How To Understand The French
It wasn’t long ago that I woke up to the realization that I had “crossed” the cultural divide and become more French in my outlook than American. Of course, it’s taken many years, many trials and tribulations, and in the end, rather unconsciously.
The best part about this is that I no longer think of myself as an outsider and now have the ability to maneuver the French system of life with much greater ease. It’s so much a part of me now, that I don’t notice it as different — just normal.
If you are a newcomer to France, then I can assume you are mystified, intrigued, irritated and frustrated…all at the same time!…much like I was, and even now, after all these years, I can still be all of those things and more. So, if you’re having a hard time figuring out the French and want to get more out of your stay – whether it’s a few weeks, a few months or a year or more, then you may be interested to learn that Harriet Welty Rochefort wants to help us all “Understand the French!”
Harriet has explored Franco-American cultural differences thoroughly and humorously in her two books, “French Toast,” which the LA Times called “wise and devastatingly funny” and “French Fried,” an ode to the delectation of French food and drink which nine-star French chef Alain Ducasse dubbed “lively and hilarious.” She has often spoken at our various workshops and conferences on this topic and how she came to write her two exposés of life as an American living in France.

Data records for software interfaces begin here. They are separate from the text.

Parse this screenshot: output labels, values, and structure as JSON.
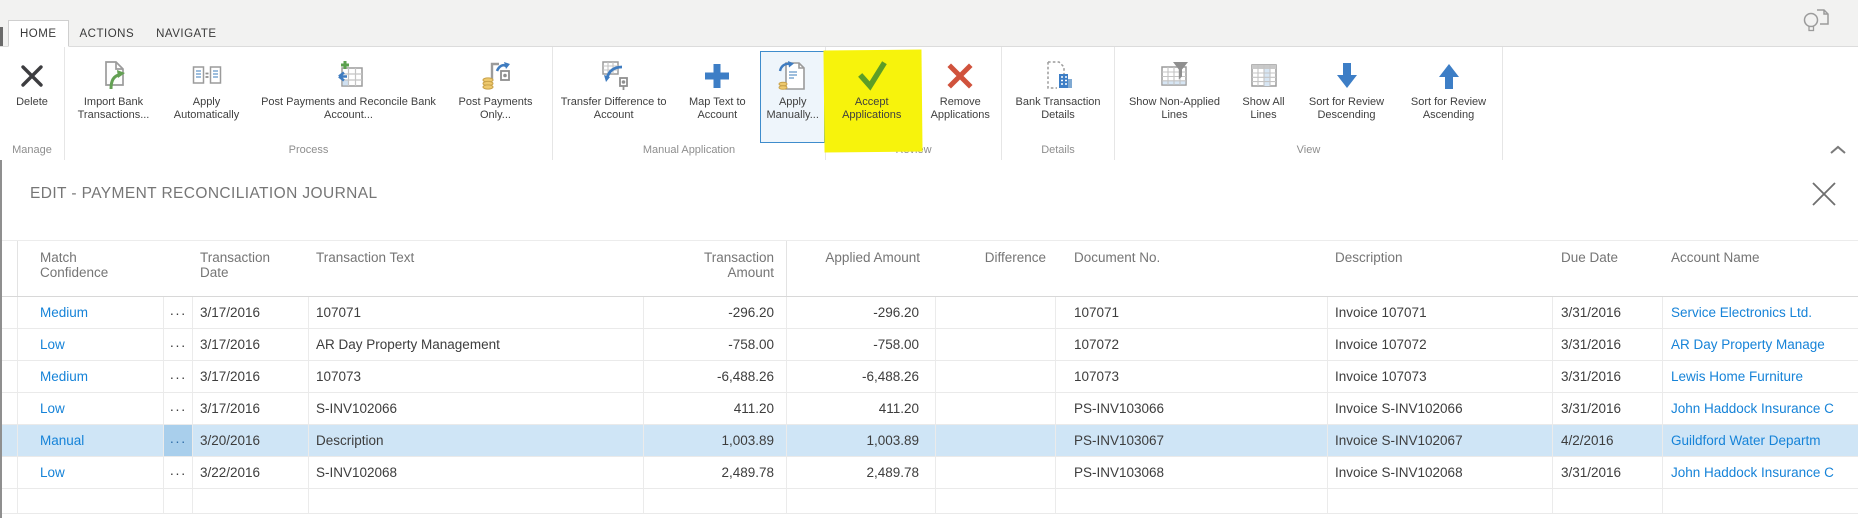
{
  "colors": {
    "accent_blue": "#1683d8",
    "selected_row": "#cfe5f6",
    "highlight_yellow": "#f7f30c",
    "accept_green": "#5c9d27",
    "remove_red": "#d0523c"
  },
  "ribbon": {
    "tabs": [
      "HOME",
      "ACTIONS",
      "NAVIGATE"
    ],
    "active_tab": "HOME",
    "groups": [
      {
        "label": "Manage",
        "buttons": [
          {
            "label": "Delete",
            "icon": "delete-icon"
          }
        ]
      },
      {
        "label": "Process",
        "buttons": [
          {
            "label": "Import Bank Transactions...",
            "icon": "import-bank-transactions-icon"
          },
          {
            "label": "Apply Automatically",
            "icon": "apply-automatically-icon"
          },
          {
            "label": "Post Payments and Reconcile Bank Account...",
            "icon": "post-payments-reconcile-icon"
          },
          {
            "label": "Post Payments Only...",
            "icon": "post-payments-only-icon"
          }
        ]
      },
      {
        "label": "Manual Application",
        "buttons": [
          {
            "label": "Transfer Difference to Account",
            "icon": "transfer-difference-icon"
          },
          {
            "label": "Map Text to Account",
            "icon": "map-text-to-account-icon"
          },
          {
            "label": "Apply Manually...",
            "icon": "apply-manually-icon",
            "selected": true
          }
        ]
      },
      {
        "label": "Review",
        "buttons": [
          {
            "label": "Accept Applications",
            "icon": "accept-applications-icon",
            "highlighted": true
          },
          {
            "label": "Remove Applications",
            "icon": "remove-applications-icon"
          }
        ]
      },
      {
        "label": "Details",
        "buttons": [
          {
            "label": "Bank Transaction Details",
            "icon": "bank-transaction-details-icon"
          }
        ]
      },
      {
        "label": "View",
        "buttons": [
          {
            "label": "Show Non-Applied Lines",
            "icon": "show-non-applied-lines-icon"
          },
          {
            "label": "Show All Lines",
            "icon": "show-all-lines-icon"
          },
          {
            "label": "Sort for Review Descending",
            "icon": "sort-descending-icon"
          },
          {
            "label": "Sort for Review Ascending",
            "icon": "sort-ascending-icon"
          }
        ]
      }
    ]
  },
  "page": {
    "title": "EDIT - PAYMENT RECONCILIATION JOURNAL"
  },
  "table": {
    "ellipsis": "···",
    "columns": {
      "match": "Match Confidence",
      "date": "Transaction Date",
      "text": "Transaction Text",
      "amount": "Transaction Amount",
      "applied": "Applied Amount",
      "difference": "Difference",
      "document": "Document No.",
      "description": "Description",
      "due": "Due Date",
      "account": "Account Name"
    },
    "rows": [
      {
        "confidence": "Medium",
        "date": "3/17/2016",
        "text": "107071",
        "amount": "-296.20",
        "applied": "-296.20",
        "difference": "",
        "document": "107071",
        "description": "Invoice 107071",
        "due": "3/31/2016",
        "account": "Service Electronics Ltd.",
        "selected": false
      },
      {
        "confidence": "Low",
        "date": "3/17/2016",
        "text": "AR Day Property Management",
        "amount": "-758.00",
        "applied": "-758.00",
        "difference": "",
        "document": "107072",
        "description": "Invoice 107072",
        "due": "3/31/2016",
        "account": "AR Day Property Manage",
        "selected": false
      },
      {
        "confidence": "Medium",
        "date": "3/17/2016",
        "text": "107073",
        "amount": "-6,488.26",
        "applied": "-6,488.26",
        "difference": "",
        "document": "107073",
        "description": "Invoice 107073",
        "due": "3/31/2016",
        "account": "Lewis Home Furniture",
        "selected": false
      },
      {
        "confidence": "Low",
        "date": "3/17/2016",
        "text": "S-INV102066",
        "amount": "411.20",
        "applied": "411.20",
        "difference": "",
        "document": "PS-INV103066",
        "description": "Invoice S-INV102066",
        "due": "3/31/2016",
        "account": "John Haddock Insurance C",
        "selected": false
      },
      {
        "confidence": "Manual",
        "date": "3/20/2016",
        "text": "Description",
        "amount": "1,003.89",
        "applied": "1,003.89",
        "difference": "",
        "document": "PS-INV103067",
        "description": "Invoice S-INV102067",
        "due": "4/2/2016",
        "account": "Guildford Water Departm",
        "selected": true
      },
      {
        "confidence": "Low",
        "date": "3/22/2016",
        "text": "S-INV102068",
        "amount": "2,489.78",
        "applied": "2,489.78",
        "difference": "",
        "document": "PS-INV103068",
        "description": "Invoice S-INV102068",
        "due": "3/31/2016",
        "account": "John Haddock Insurance C",
        "selected": false
      }
    ]
  }
}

Now Harriet is proposing a “wine and cheese chat” where she will discuss some of the most important Franco-American cultural differences and offer some simple but foolproof solutions. What could take years of practice, she’ll help you master in one session…how to put a smile on the face of the sourest salesperson…how to get what you want even when the answer is “non,”…and in general, how to be charmingly and disarmingly — French!
An excerpt on cheese from “French Fried” :
“My favorite French cheese? I truly like them all, but I must say that a Mont d’Or or Vacherin which you find in winter in
its characteristic wooden box – they sa
y you should not remove it even when serving – is one of my absolute favorites. I love a good Brie and a good Camembert…I love vieille Mimolette because of its distinctive orange color and crumbly texture…I love Reblochon and Beaufort from the Savoy region. I love Gaperon and Langres and Epoisses and Munster and even the strong Boulette d’Avesnes. I love all blue cheeses – the Bleu d’Auvergne, the Bleu des Causses, Bleu de Bresse, Bleu de Termignon…I love Cantal from the mountains of Auvergne…They say there are five hundred different varieties. It will probably take me the rest of my life to taste them all-but what fun along the way!”
On Politeness French-style from “French Toast”:
“As the years passed, I made an amazing discovery that enabled me to understand why the French have such a worldwide reputation for rudeness. In France, you are not expected to like everybody or even act as if you do.
The good side of this is that your smile muscles don’t get worn out, because you rarely use them; the bad side is that since the French in general reserve their true sentiments and warmth for the people they know, many foreigners come away thinking that the French are universally impolite. They can rest assured. The French treat one another even worse than they treat foreigners.”
Harriet’s passionate about French cheese so no small wonder that the talk will be paired with a tasting and explanation of a succulent selection of some of France’s most well-known (Camembert, Pont l’Evêque) and lesser known (Boulette d’Avesnes, Cancoillotte) “fromages” with a welcome glass of wine.
Time: 12:00 pm – 1:30 pm
Date: Thursday, January 15, 2004
Price: 15 euros per person
A la prochaine…
Editor, Parler Paris
E-mail: [email protected]
P.S. Harriet’s two books will be on sale at a special price during the chat. You may also order them by visiting /parlerparis/books/booksaboutfrance.html